College Park Memorial Cemetery on W. Dallas (where Jack Yates among others is buried) is getting cleaned up and cleaned out, the better to walk the dog through. Interestingly enough, it may be getting used for other purposes as well. We have seen two dead chickens – having never seen any live ones there, and just yesterday, after discovering the second chicken, we also found a tableau of objects at the base of a hollow tree – a large, LARGE bone (about 15 in long), conch and scallop shell, nicely arranged, and a dead bird, stretched out to show his skeleton.

Hmmm . . . could this have anything to do with that 28-story Regent Square condo tower that’s slated to go up next door?

Parade of shocking, non-vegetarian-friendly photographic evidence follows:


12/01/08 1:22pm

Conspicuously absent from the MLS listing for 834 W. 24th St. in the Heights: any mention (or photos) of the Scar Room, a small chamber of sculptures and small wood panels on which house owner and artist Dolan Smith and sympathetic visitors graphically documented their physical and psychological afflictions. Sample Scar Room decor: “a submerged doll with a piece of rubber hose wrapped around its neck, representing the umbilical cord that nearly strangled Smith at birth.”

But it isn’t too hard to find exacting descriptions of the home online. The Houston Press, for example, featured this bit of color as it celebrated the home’s come-from-behind win of the paper’s “Best Shrine to the Abnormal” award back in 2002:

Donations of every imaginable variety show up weekly: horns, doll heads, a film canister of Tommy Lee Jones’s spit, balls of Saran Wrap, clumps of hair, an appendix, color photos of fallopian tubes and contemporary art of a disquieting nature. Artist/nutball Dolan Smith has turned his Heights bungalow into a mecca for all things weird. . . .

Smith is supplementing his empire of the bizarre with a two-thirds-complete pet cemetery. Last year, Tropical Storm Allison took its toll on the nascent final resting place for pets. Rising floodwaters filled the jars of 32 dead rats, inadvertently creating biological pipe bombs.

Sure, you’re thinking . . . Who’s gonna buy this place?

No problem. Realtor Weldon Rigby, himself no stranger to homes graced by an occasional mannequin, has already done himself proud. After just a month and a half on the market, the home — listed for $150,000 — went “option pending” on November 14th.


08/28/08 5:49pm
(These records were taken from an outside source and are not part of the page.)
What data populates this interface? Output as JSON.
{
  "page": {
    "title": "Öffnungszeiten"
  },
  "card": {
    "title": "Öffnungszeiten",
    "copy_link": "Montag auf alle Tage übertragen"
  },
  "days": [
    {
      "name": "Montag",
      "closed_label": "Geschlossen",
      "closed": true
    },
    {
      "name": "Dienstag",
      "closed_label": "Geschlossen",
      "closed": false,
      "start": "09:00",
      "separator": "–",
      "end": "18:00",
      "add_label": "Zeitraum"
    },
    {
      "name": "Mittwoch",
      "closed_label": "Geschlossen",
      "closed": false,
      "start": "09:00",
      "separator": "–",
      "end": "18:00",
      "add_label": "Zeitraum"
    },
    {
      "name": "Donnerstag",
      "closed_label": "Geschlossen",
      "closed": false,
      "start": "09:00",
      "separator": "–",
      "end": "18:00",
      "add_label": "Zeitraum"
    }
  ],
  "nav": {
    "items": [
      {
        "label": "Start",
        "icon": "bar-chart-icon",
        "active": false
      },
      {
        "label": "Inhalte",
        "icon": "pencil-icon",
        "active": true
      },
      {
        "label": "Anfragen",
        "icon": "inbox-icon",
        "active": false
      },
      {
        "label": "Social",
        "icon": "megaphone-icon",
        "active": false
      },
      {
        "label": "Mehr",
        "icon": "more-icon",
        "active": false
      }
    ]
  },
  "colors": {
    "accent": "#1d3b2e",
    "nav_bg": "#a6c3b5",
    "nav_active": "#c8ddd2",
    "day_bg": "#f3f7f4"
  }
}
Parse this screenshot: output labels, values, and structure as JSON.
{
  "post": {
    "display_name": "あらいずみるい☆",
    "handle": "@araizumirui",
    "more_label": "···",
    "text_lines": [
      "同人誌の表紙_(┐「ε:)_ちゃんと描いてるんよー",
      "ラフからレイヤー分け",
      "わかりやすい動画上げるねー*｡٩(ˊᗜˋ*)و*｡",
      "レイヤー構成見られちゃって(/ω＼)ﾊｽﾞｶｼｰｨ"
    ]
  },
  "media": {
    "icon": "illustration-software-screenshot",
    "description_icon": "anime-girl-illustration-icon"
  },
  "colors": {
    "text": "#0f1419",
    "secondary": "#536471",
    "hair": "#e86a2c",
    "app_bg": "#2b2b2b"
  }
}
GRAVE CONCERNS FOR REGENT SQUARE The College Memorial Park Cemetery once stretched across the entire block bounded by Dunlavy, W. Clay, Gross, and W. Dallas. Portions of the Allen House Apartments were built on former cemetery land that was sold in the 1960s. So what will the developers of Regent Square do? “In a statement, the company vice president said his group has created a site excavation action plan which includes continual archeological monitoring. So far, there is no documentation showing that the graves exist, but all parties agree that remains need to be preserved. The biggest goal is to restore the entire cemetery to what it use to be.” [11 News]